So say Getty Images whose Map Report claims to “capture the concepts that are shifting global culture and will become hot themes for the world’s media”. According to Getty, “advertisers will no longer shy away from depicting the individual without relationship ties.”
Having spent decades deriding singletons as losers with all the social skills of a rock, advertisers now want to make friends with those of us with just the one toothbrush in our bathroom. And it’s not just because, with no family to support, single people are wont to fill their empty lives with pointless new purchases. Being on your own is now, apparently, an aspiration.
Instead of fretting at your lack of mates or your pathetic inability to attract a partner, advertisers now want you to think of the Single Life as a Good Thing: “The label of ‘loner’ or ‘singleton’ will give way to singleness as a value. Advertising will reach out to those without ties, who can do things that you are not able to do in a couple, as a family or in a group,” claim Getty, who reveal that over half of their top 500 selling images feature solitary people. “We are likely to see imagery around the concepts of peace and quiet as a lifestyle choice enabling thinking time, reflection and freedom from chaotic lifestyles.”

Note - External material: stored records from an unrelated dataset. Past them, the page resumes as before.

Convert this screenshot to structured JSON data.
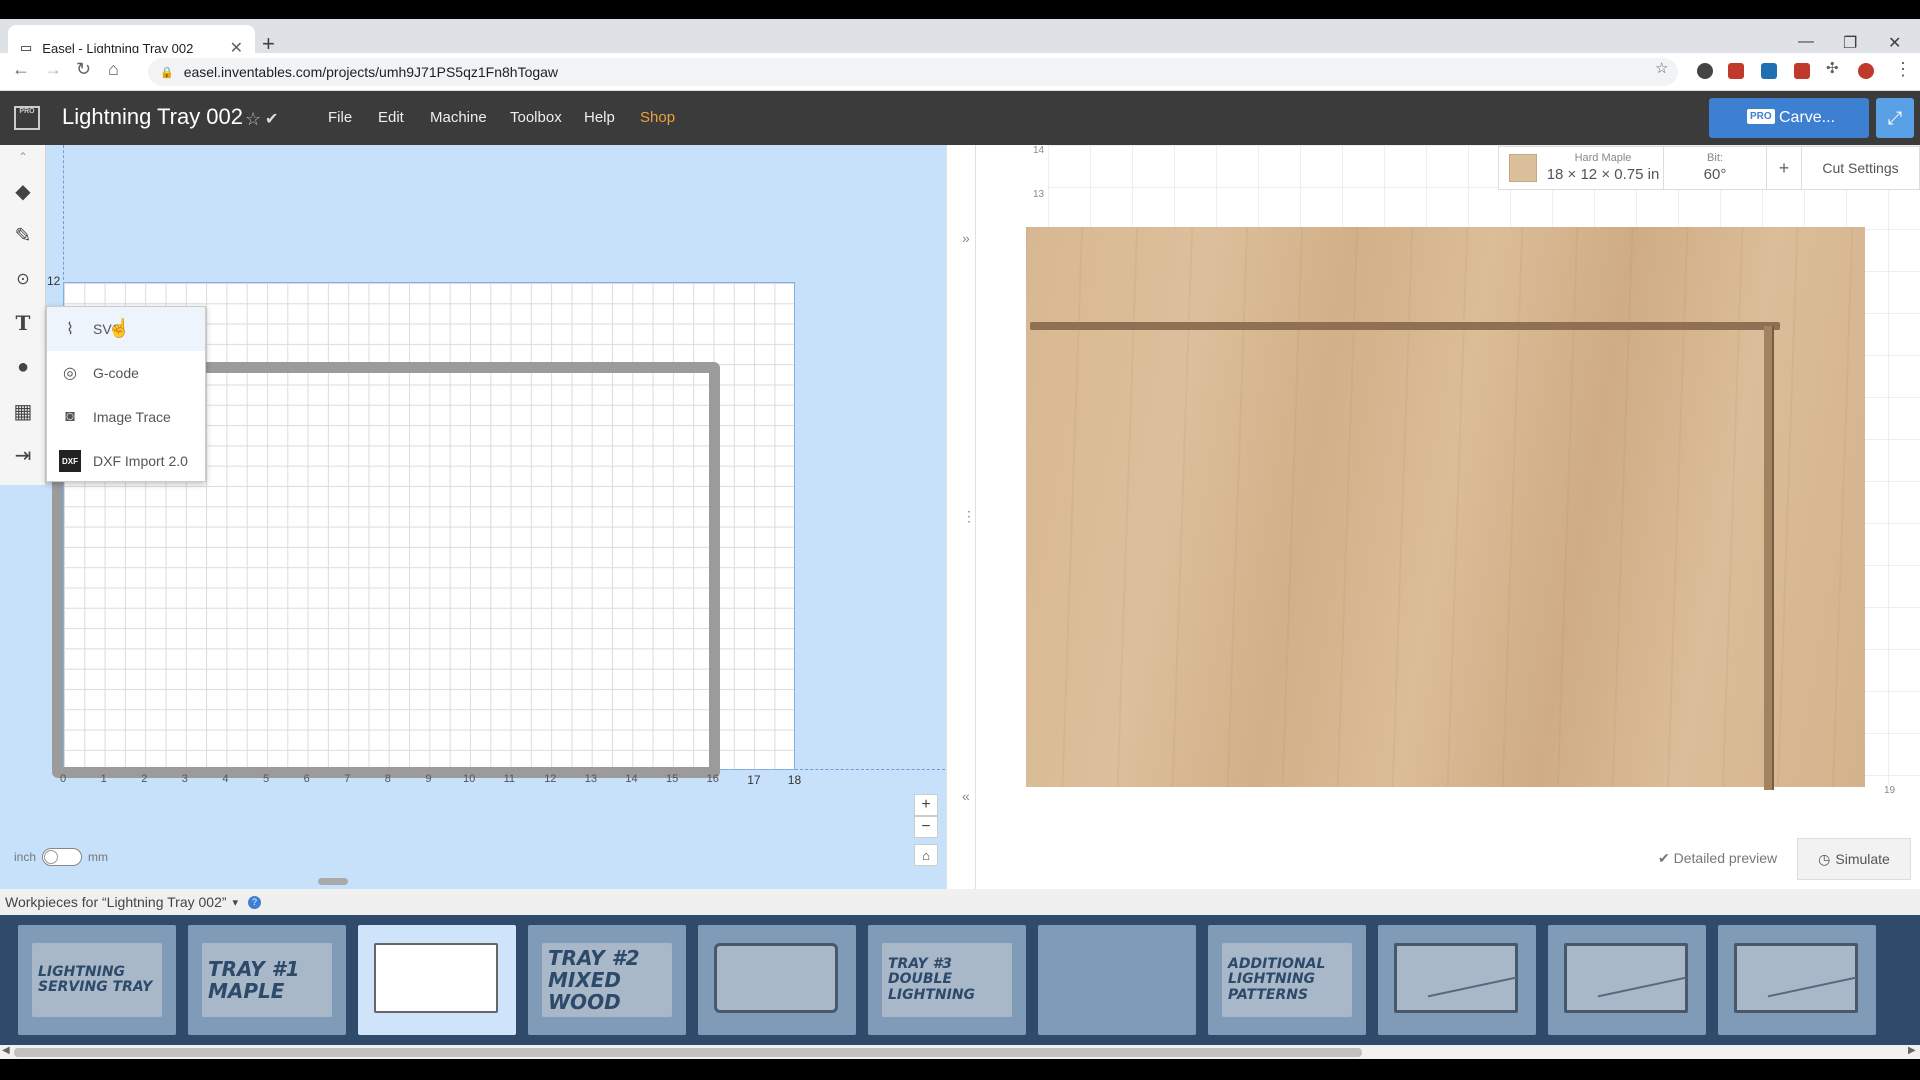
{
  "browser": {
    "tab_title": "Easel - Lightning Tray 002",
    "url": "easel.inventables.com/projects/umh9J71PS5qz1Fn8hTogaw"
  },
  "header": {
    "pro_logo": "PRO",
    "title": "Lightning Tray 002",
    "menu": [
      "File",
      "Edit",
      "Machine",
      "Toolbox",
      "Help",
      "Shop"
    ],
    "shop_color": "#e8a33c",
    "carve_pro_badge": "PRO",
    "carve_label": "Carve..."
  },
  "import_menu": {
    "items": [
      {
        "label": "SVG",
        "icon": "svg-icon"
      },
      {
        "label": "G-code",
        "icon": "gcode-icon"
      },
      {
        "label": "Image Trace",
        "icon": "camera-icon"
      },
      {
        "label": "DXF Import 2.0",
        "icon": "dxf-icon"
      }
    ]
  },
  "design_canvas": {
    "y_label_12": "12",
    "x_ticks": [
      "0",
      "1",
      "2",
      "3",
      "4",
      "5",
      "6",
      "7",
      "8",
      "9",
      "10",
      "11",
      "12",
      "13",
      "14",
      "15",
      "16",
      "17",
      "18"
    ],
    "unit_left": "inch",
    "unit_right": "mm"
  },
  "preview": {
    "material_label": "Hard Maple",
    "material_dims": "18 × 12 × 0.75 in",
    "bit_label": "Bit:",
    "bit_value": "60°",
    "plus": "+",
    "cut_settings": "Cut Settings",
    "y_ticks": [
      "14",
      "13"
    ],
    "x_tick_end": "19",
    "detailed_preview": "Detailed preview",
    "simulate": "Simulate"
  },
  "workpieces": {
    "header": "Workpieces for “Lightning Tray 002”",
    "help": "?",
    "cards": [
      {
        "text": "LIGHTNING SERVING TRAY"
      },
      {
        "text": "TRAY #1 MAPLE"
      },
      {
        "text": ""
      },
      {
        "text": "TRAY #2 MIXED WOOD"
      },
      {
        "text": ""
      },
      {
        "text": "TRAY #3 DOUBLE LIGHTNING"
      },
      {
        "text": ""
      },
      {
        "text": "ADDITIONAL LIGHTNING PATTERNS"
      },
      {
        "text": ""
      },
      {
        "text": ""
      },
      {
        "text": ""
      }
    ]
  }
}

Getty are calling the trend One Life. It’s based on analysis of buying patterns on its website, a study of 50,000 searches conducted in the last 12 months, 120 re-branding exercises conducted for its clients, tearsheets from the 260 magazines read per week by its Creative Research department and a survey of 500 advertising creatives around the world.

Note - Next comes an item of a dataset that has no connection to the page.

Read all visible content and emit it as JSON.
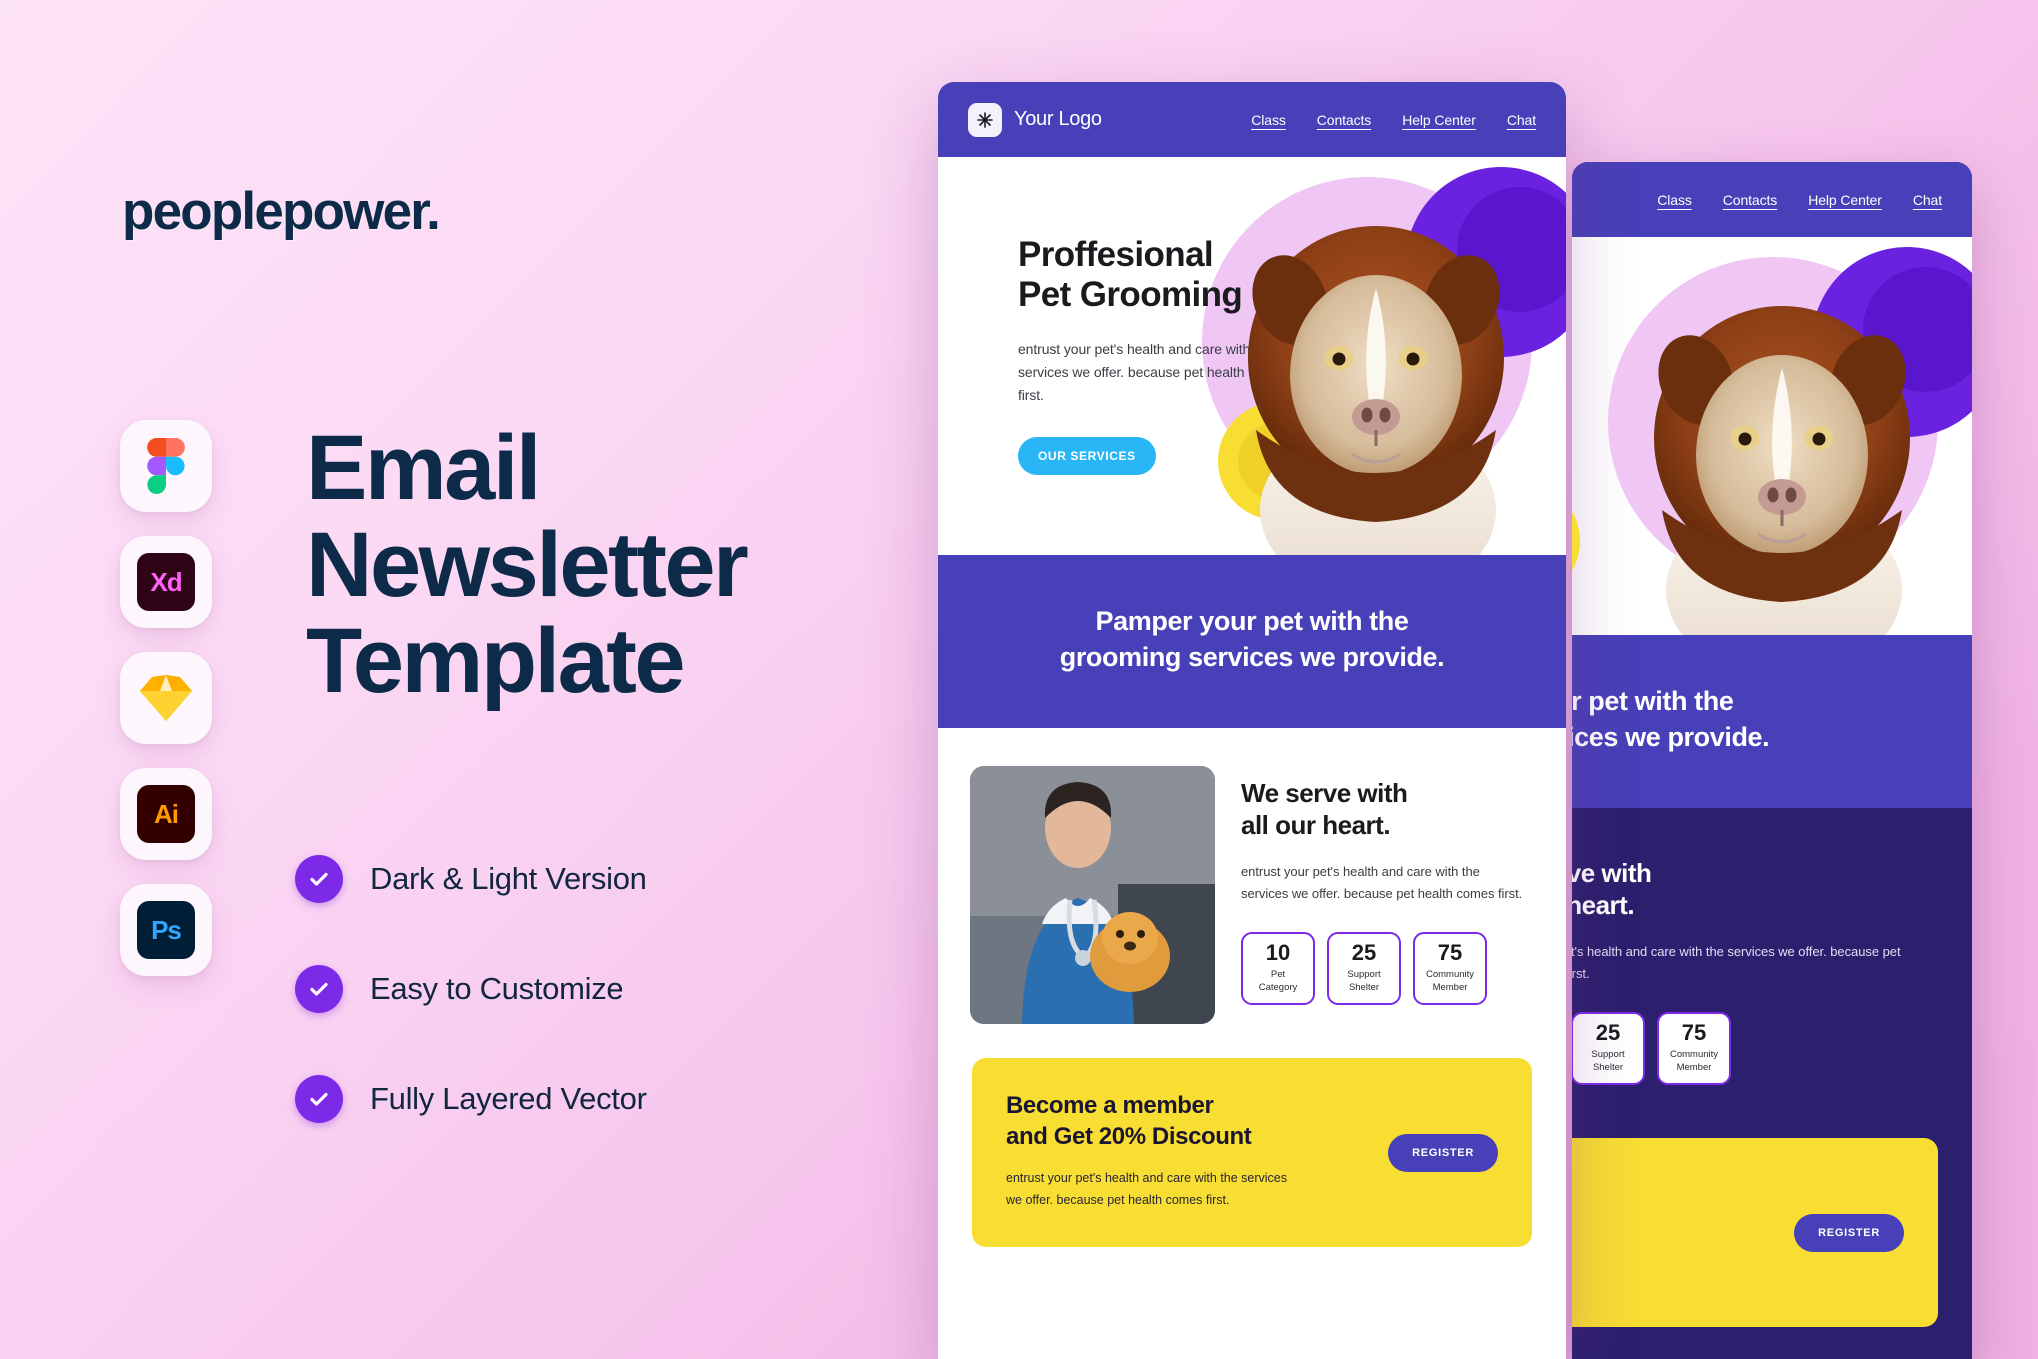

It’s all wrapped up in an 11,000 word report which, though blighted by some of the worst marketing bollocks ever committed to paper, nevertheless contains some intriguing insight. We’ve read it so you don’t have to – OK, we didn’t read it all, it’s not like we’re some sad loser with no friends…
As was previously posted here, we did have some problems with people registering to post comments. That problem has now, happily, been resolved although I should point out that all comments are monitored and, therefore, there may be a slight delay in them appearing here.

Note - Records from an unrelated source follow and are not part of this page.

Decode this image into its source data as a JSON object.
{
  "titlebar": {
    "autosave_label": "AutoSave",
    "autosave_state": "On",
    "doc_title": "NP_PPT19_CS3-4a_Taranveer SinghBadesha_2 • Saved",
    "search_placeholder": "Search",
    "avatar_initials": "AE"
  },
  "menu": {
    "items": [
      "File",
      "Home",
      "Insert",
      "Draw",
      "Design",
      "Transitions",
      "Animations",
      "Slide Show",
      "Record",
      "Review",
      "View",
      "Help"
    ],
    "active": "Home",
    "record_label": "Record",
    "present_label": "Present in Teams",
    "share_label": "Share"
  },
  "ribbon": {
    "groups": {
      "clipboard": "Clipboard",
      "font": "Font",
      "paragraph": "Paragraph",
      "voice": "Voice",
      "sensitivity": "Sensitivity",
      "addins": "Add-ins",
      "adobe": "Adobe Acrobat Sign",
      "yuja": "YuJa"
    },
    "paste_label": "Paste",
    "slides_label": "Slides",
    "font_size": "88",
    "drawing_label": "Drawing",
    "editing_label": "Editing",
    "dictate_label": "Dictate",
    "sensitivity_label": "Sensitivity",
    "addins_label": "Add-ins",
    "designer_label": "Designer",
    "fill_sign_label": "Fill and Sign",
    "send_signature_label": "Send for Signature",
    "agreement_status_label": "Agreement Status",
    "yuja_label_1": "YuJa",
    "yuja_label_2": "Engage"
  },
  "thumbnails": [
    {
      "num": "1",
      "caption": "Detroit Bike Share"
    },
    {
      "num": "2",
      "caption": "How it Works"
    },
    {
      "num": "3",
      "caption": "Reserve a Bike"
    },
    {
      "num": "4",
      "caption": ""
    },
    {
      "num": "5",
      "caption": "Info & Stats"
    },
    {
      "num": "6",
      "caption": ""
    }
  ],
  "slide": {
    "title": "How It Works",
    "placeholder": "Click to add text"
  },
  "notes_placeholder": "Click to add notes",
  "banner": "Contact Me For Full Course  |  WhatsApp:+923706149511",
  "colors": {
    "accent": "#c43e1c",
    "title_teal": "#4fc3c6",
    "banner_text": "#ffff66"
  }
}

Alan Fletcher as pictured in his final book, Picturing and Poeting, £24.95 / € 39.95, Phaidon 2006
The Design Museum was packed out with the great and good (plus CR) last night for the official opening of Alan Fletcher: Fifty years of graphic work (and play). Given the tragic circumstances, Fletcher having died little more than a month before, the evening was as much celebratory tribute as private view: a chance for the industry to show how much they loved and admired the man. Among those paying homage were Wim Crouwel, Bob Gill and, bizarrely, former quiz show host Bamber Gascoigne (anyone who knows his connection with Fletcher, please enlighten us).
Derek Birdsall gave a touching, if meandering speech and we all left clutching Quentin Newark’s beautiful show guide (the latter features biographical text from the exhibition alongside Peter Wood’s photographs of Fletcher’s gorgeous studio and is almost worth the admission money alone).
Of course the show is great – GTF’s design is respectful and understated while still providing some delightful touches (including a giant 3D Reuters logo) and Emily King cleverly paces the journey through Fletcher’s remarkable career. It’s all there: from the iconoclastic early years, through major corporate work at Pentagram to the exuberance of an independence secured late in life. But as with all great shows, Fletcher’s should be as much about influencing the future as documenting the past. It is the effect that the show will have on those who come to see it that will be as important as the joy of reviewing his triumphs. So here are some thoughts prompted by last night…